### WORK TO COMPLETE:
The job is to find each line in the entries holding the string "stream" and copy that line.

### SUPPLIED DATA:
※
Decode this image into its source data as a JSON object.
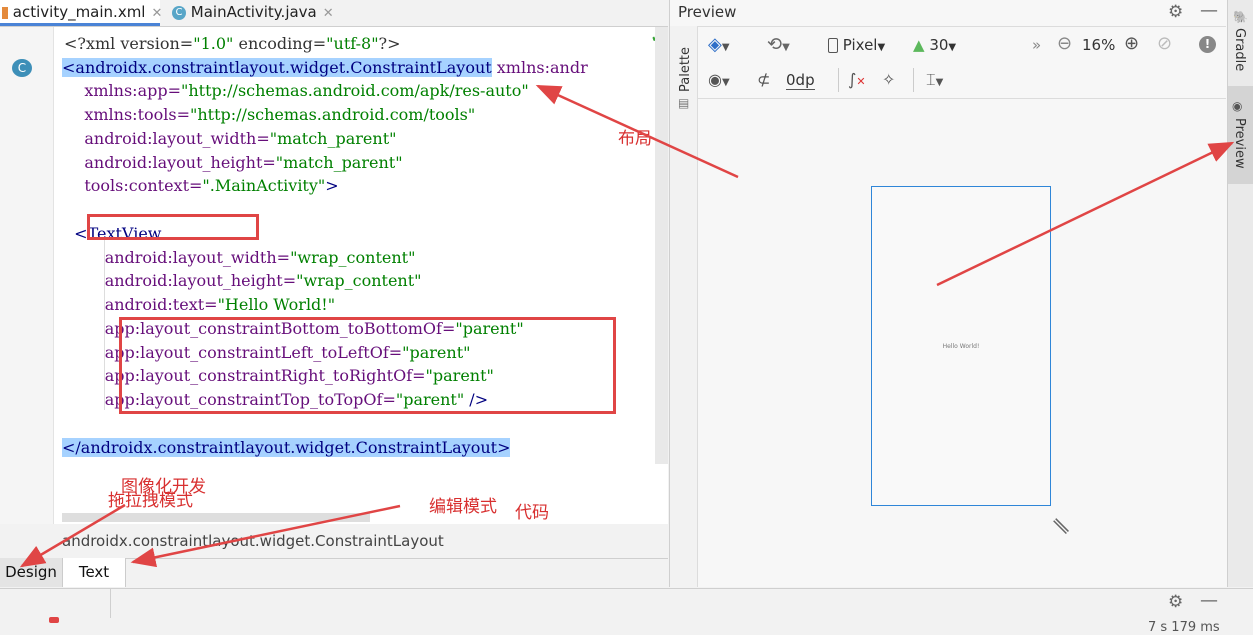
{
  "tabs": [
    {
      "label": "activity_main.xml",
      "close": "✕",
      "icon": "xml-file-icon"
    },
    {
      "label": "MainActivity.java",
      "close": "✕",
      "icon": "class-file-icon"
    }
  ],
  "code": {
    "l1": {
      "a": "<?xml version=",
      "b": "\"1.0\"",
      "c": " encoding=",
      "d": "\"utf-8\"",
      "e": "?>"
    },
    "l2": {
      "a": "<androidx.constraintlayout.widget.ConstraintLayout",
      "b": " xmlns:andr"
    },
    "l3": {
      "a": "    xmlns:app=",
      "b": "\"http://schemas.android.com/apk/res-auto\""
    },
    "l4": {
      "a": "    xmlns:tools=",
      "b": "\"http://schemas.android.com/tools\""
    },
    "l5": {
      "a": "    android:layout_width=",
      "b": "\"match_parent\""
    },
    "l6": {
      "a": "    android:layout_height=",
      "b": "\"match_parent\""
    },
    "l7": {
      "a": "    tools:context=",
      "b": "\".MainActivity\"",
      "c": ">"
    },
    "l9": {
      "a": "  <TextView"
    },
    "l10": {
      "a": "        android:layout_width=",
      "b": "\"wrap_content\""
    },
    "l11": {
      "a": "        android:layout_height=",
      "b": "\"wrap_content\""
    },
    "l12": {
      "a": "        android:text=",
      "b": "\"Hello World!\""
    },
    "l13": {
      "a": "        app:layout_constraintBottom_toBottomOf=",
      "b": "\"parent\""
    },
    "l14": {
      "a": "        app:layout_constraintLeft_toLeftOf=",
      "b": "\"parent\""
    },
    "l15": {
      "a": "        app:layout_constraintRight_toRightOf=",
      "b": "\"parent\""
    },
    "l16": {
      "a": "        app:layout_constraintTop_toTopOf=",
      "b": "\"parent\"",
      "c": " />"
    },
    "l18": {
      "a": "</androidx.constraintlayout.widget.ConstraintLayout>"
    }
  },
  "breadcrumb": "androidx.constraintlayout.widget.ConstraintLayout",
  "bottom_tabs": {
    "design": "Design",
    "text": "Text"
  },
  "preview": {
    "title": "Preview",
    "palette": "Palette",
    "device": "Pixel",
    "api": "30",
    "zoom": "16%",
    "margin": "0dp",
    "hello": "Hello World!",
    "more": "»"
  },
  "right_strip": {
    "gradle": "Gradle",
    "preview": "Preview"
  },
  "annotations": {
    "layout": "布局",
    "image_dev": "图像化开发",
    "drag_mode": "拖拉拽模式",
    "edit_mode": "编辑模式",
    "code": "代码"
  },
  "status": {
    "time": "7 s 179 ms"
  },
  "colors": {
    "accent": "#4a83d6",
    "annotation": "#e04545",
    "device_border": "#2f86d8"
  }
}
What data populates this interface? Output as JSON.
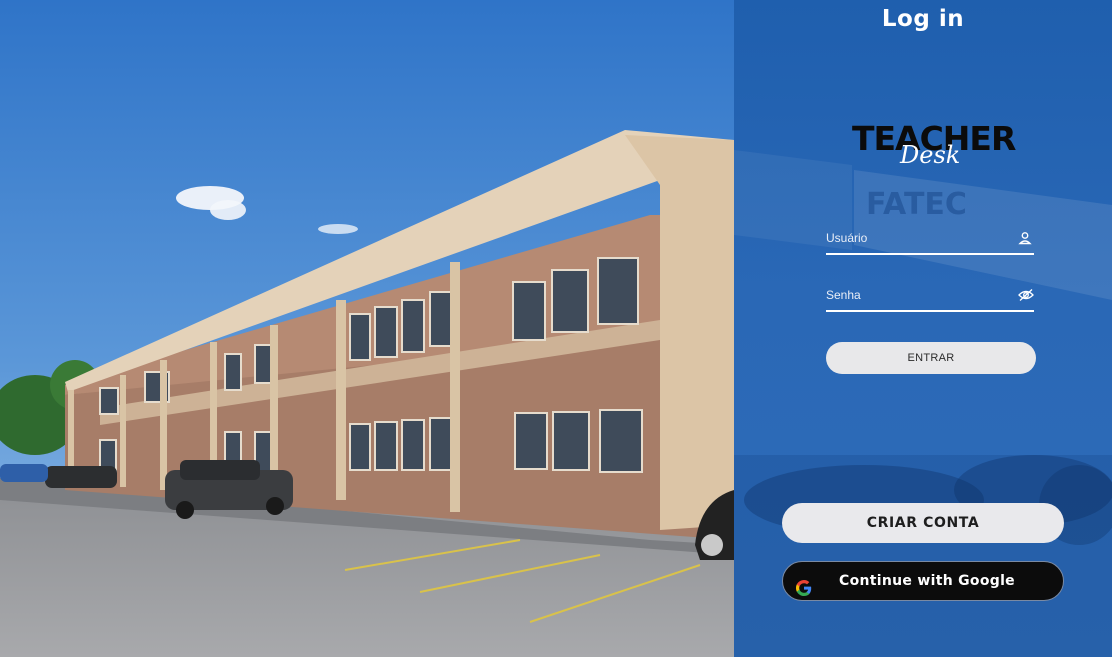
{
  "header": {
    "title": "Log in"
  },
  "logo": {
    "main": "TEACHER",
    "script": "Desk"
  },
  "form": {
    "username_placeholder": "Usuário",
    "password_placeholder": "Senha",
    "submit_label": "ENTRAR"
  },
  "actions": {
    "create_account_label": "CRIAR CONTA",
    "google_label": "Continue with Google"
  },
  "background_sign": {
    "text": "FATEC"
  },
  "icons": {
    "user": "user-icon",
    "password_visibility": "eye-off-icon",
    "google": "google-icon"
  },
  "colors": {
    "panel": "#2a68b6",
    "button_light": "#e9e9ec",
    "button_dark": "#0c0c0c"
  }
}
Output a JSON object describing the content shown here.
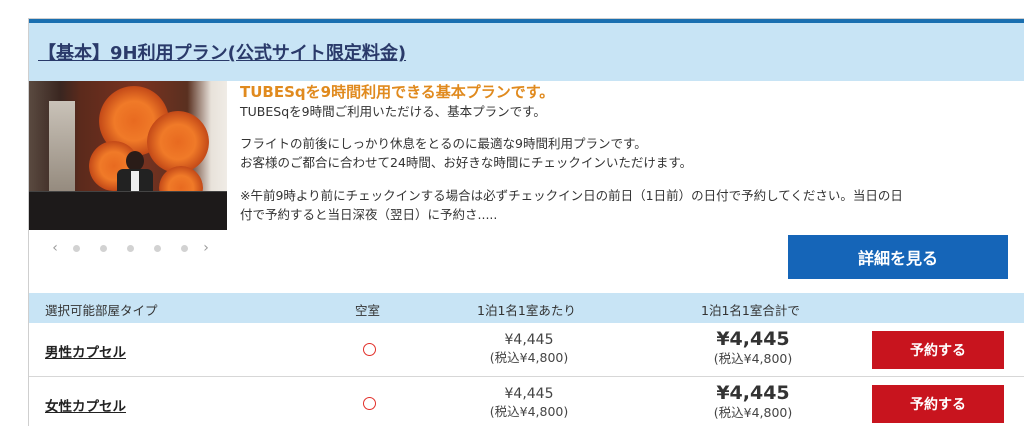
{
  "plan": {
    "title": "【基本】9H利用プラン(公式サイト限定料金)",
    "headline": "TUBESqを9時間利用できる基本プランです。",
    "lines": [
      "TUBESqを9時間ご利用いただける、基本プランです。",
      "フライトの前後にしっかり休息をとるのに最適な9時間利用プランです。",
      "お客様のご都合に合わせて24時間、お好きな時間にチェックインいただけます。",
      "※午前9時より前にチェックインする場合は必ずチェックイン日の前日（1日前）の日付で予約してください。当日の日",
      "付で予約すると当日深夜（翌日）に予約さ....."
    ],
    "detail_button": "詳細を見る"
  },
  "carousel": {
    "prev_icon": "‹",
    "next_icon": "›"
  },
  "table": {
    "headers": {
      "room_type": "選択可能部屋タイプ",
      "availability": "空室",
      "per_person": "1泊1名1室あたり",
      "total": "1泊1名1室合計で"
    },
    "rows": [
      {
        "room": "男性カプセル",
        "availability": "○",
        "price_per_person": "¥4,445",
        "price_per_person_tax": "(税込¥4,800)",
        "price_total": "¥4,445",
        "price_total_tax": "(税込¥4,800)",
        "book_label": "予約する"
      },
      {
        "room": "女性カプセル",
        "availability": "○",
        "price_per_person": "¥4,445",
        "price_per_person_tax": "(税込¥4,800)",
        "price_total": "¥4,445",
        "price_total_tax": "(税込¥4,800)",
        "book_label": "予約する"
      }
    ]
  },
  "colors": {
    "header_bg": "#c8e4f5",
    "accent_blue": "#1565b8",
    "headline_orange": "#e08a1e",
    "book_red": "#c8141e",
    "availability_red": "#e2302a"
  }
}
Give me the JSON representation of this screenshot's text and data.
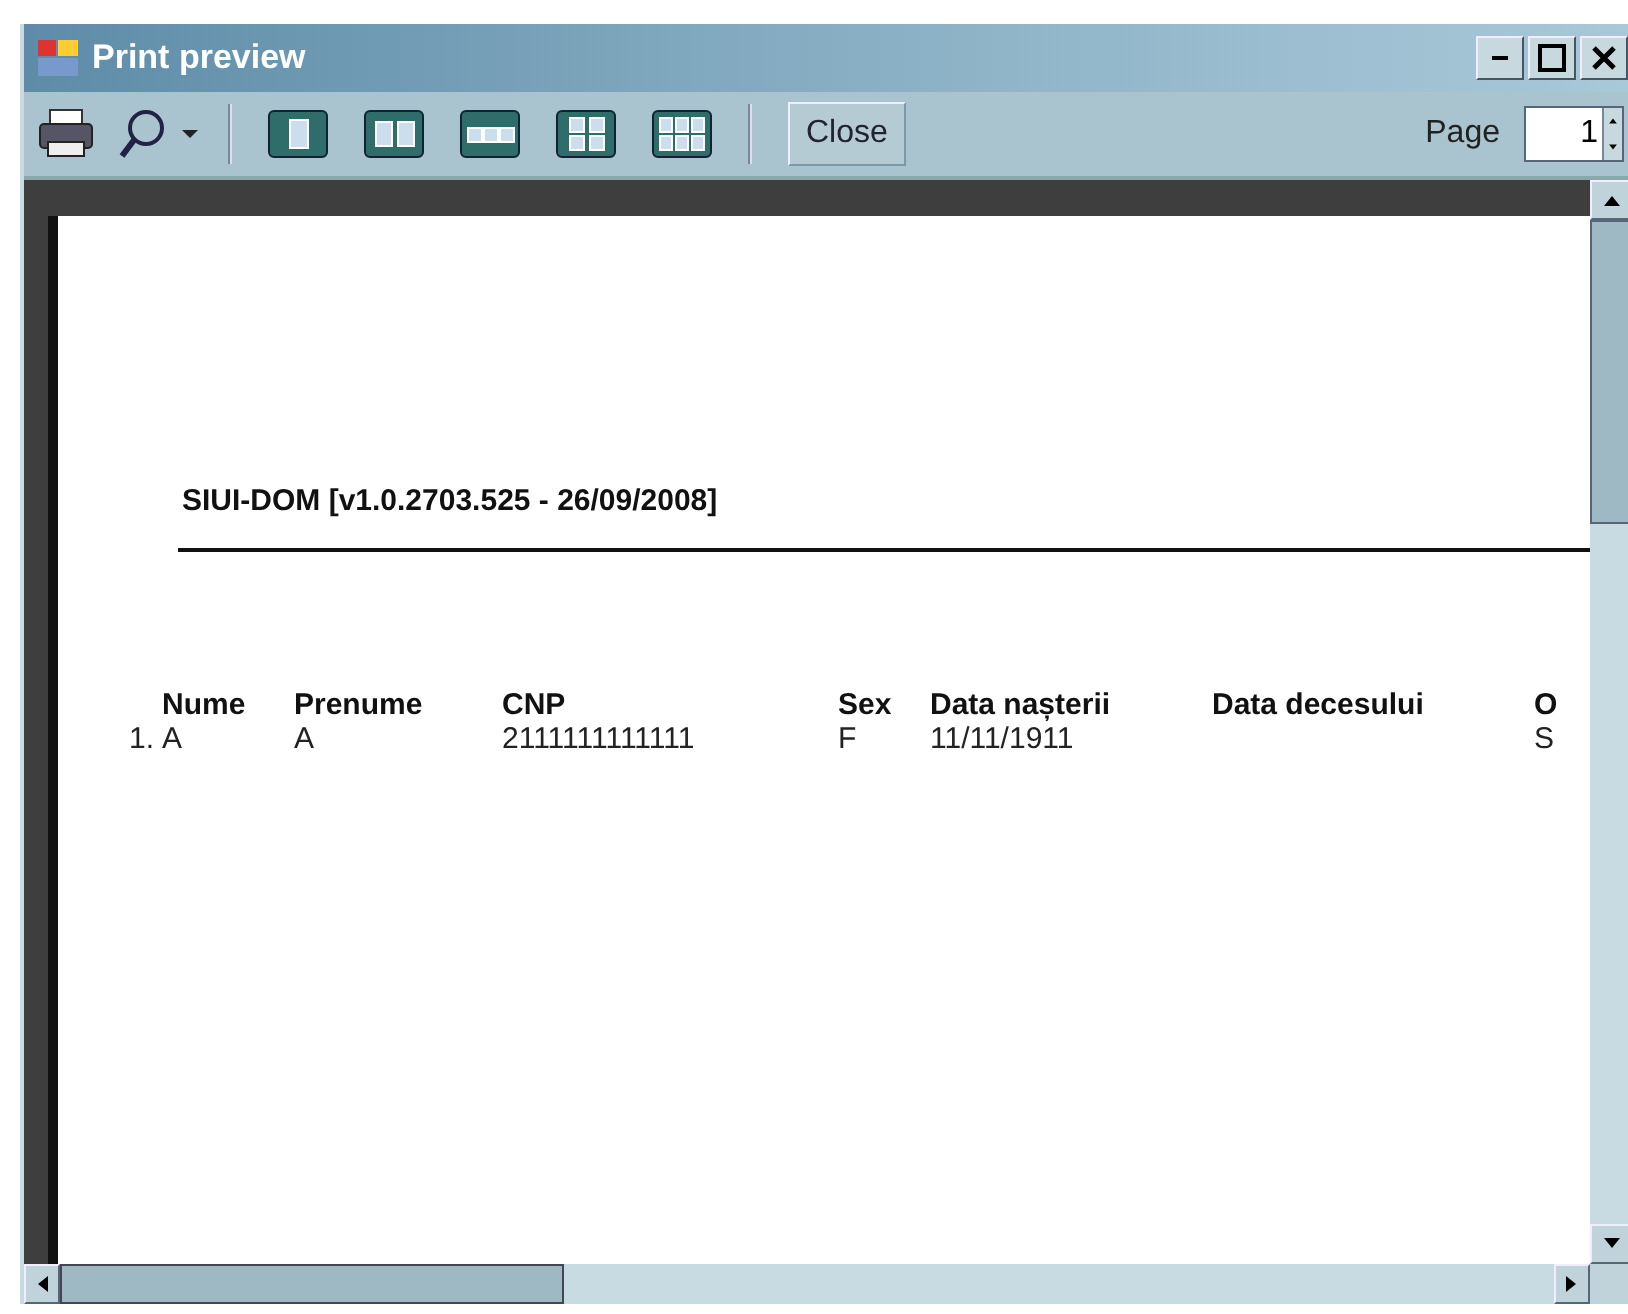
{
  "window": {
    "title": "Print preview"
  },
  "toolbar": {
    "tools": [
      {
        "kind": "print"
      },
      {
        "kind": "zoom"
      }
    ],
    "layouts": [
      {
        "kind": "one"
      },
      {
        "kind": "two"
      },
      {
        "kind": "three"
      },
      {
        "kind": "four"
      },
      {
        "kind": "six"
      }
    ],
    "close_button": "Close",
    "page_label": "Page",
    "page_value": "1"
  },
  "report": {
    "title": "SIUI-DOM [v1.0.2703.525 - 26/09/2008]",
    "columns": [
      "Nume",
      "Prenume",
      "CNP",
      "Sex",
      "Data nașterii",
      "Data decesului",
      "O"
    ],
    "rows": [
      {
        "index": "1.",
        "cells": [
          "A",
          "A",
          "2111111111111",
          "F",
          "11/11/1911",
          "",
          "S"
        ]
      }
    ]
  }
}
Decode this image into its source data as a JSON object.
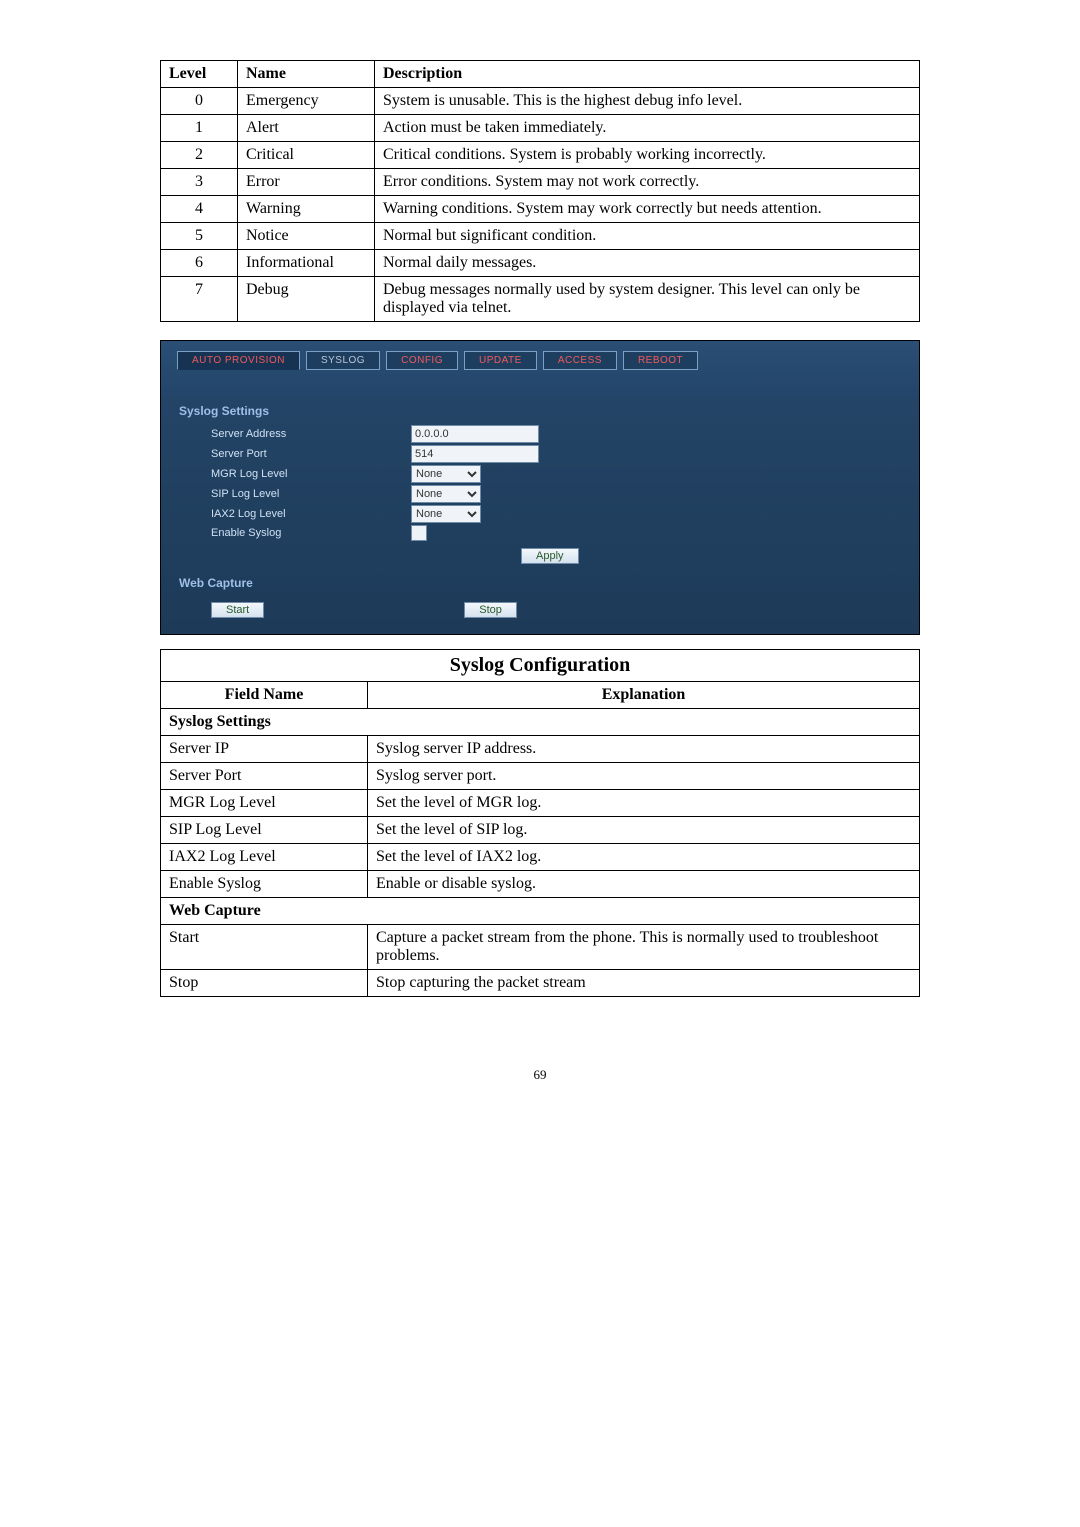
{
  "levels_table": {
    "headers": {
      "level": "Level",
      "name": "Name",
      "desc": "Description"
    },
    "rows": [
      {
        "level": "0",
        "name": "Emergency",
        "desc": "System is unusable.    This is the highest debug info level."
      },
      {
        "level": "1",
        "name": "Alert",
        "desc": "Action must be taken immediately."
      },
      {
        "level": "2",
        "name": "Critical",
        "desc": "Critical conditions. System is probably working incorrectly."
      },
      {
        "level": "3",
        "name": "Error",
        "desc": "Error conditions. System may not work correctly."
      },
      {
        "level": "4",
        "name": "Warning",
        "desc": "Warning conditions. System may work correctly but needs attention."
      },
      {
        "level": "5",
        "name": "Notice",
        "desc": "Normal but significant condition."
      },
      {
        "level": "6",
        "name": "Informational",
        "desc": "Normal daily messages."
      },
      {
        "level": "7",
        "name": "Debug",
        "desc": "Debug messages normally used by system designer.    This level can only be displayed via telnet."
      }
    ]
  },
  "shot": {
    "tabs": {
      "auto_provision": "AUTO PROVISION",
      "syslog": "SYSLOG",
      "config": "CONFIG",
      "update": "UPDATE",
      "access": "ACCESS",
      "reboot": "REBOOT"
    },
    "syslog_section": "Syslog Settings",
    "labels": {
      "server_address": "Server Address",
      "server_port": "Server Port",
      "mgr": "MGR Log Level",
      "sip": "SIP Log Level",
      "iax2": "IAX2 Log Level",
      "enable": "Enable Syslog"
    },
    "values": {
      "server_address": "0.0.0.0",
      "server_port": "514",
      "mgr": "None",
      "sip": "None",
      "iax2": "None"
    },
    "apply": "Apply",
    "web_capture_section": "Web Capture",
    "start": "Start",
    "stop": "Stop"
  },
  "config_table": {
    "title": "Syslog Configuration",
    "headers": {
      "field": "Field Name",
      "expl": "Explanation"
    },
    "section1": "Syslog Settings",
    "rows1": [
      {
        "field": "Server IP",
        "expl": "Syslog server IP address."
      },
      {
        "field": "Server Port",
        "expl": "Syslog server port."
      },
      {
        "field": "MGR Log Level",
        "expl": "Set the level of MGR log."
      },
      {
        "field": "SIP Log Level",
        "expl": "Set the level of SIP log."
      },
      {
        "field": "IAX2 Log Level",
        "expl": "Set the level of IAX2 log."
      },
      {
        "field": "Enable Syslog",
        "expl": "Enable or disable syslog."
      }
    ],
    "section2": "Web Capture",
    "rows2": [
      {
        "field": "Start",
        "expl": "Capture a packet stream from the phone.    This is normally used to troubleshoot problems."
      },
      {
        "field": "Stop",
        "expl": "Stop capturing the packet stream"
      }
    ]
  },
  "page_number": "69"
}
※
### SOLUTION:
        "expl": "Capture a packet stream from the phone.    This is normally used to troubleshoot problems."
        "expl": "Stop capturing the packet stream"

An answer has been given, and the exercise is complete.